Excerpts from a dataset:

::::::::::

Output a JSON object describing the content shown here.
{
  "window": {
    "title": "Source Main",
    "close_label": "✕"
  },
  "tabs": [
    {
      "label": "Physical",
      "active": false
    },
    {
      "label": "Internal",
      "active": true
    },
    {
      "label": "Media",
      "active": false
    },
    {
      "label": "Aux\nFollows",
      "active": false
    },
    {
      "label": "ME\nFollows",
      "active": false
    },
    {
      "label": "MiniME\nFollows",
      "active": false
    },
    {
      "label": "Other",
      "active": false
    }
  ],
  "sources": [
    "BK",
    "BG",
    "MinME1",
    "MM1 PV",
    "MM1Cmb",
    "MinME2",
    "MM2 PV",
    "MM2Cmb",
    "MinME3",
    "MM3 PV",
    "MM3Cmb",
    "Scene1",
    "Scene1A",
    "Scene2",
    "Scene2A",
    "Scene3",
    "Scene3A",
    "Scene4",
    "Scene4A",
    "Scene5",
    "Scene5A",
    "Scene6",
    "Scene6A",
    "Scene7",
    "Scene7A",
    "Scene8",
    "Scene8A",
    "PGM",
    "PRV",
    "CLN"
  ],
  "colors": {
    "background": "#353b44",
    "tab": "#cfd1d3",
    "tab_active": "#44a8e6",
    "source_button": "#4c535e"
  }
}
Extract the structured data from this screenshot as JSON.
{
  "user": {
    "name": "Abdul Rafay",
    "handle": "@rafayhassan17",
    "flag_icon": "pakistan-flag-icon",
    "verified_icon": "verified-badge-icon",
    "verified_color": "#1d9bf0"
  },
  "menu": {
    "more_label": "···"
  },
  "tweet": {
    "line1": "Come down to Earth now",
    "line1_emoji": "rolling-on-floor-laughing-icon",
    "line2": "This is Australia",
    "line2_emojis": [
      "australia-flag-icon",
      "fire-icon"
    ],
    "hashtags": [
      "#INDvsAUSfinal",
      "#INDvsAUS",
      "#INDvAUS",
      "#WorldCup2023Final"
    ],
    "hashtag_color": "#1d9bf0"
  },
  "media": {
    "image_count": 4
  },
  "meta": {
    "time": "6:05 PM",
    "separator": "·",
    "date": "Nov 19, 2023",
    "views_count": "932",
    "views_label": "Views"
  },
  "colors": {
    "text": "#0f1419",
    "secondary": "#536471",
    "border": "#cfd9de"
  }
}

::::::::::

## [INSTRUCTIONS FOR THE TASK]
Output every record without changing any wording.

## [TASK RESPONSE]
Output a JSON object describing the content shown here.
{
  "window": {
    "title": "Source Main",
    "close_label": "✕"
  },
  "tabs": [
    {
      "label": "Physical",
      "active": false
    },
    {
      "label": "Internal",
      "active": true
    },
    {
      "label": "Media",
      "active": false
    },
    {
      "label": "Aux\nFollows",
      "active": false
    },
    {
      "label": "ME\nFollows",
      "active": false
    },
    {
      "label": "MiniME\nFollows",
      "active": false
    },
    {
      "label": "Other",
      "active": false
    }
  ],
  "sources": [
    "BK",
    "BG",
    "MinME1",
    "MM1 PV",
    "MM1Cmb",
    "MinME2",
    "MM2 PV",
    "MM2Cmb",
    "MinME3",
    "MM3 PV",
    "MM3Cmb",
    "Scene1",
    "Scene1A",
    "Scene2",
    "Scene2A",
    "Scene3",
    "Scene3A",
    "Scene4",
    "Scene4A",
    "Scene5",
    "Scene5A",
    "Scene6",
    "Scene6A",
    "Scene7",
    "Scene7A",
    "Scene8",
    "Scene8A",
    "PGM",
    "PRV",
    "CLN"
  ],
  "colors": {
    "background": "#353b44",
    "tab": "#cfd1d3",
    "tab_active": "#44a8e6",
    "source_button": "#4c535e"
  }
}
Extract the structured data from this screenshot as JSON.
{
  "user": {
    "name": "Abdul Rafay",
    "handle": "@rafayhassan17",
    "flag_icon": "pakistan-flag-icon",
    "verified_icon": "verified-badge-icon",
    "verified_color": "#1d9bf0"
  },
  "menu": {
    "more_label": "···"
  },
  "tweet": {
    "line1": "Come down to Earth now",
    "line1_emoji": "rolling-on-floor-laughing-icon",
    "line2": "This is Australia",
    "line2_emojis": [
      "australia-flag-icon",
      "fire-icon"
    ],
    "hashtags": [
      "#INDvsAUSfinal",
      "#INDvsAUS",
      "#INDvAUS",
      "#WorldCup2023Final"
    ],
    "hashtag_color": "#1d9bf0"
  },
  "media": {
    "image_count": 4
  },
  "meta": {
    "time": "6:05 PM",
    "separator": "·",
    "date": "Nov 19, 2023",
    "views_count": "932",
    "views_label": "Views"
  },
  "colors": {
    "text": "#0f1419",
    "secondary": "#536471",
    "border": "#cfd9de"
  }
}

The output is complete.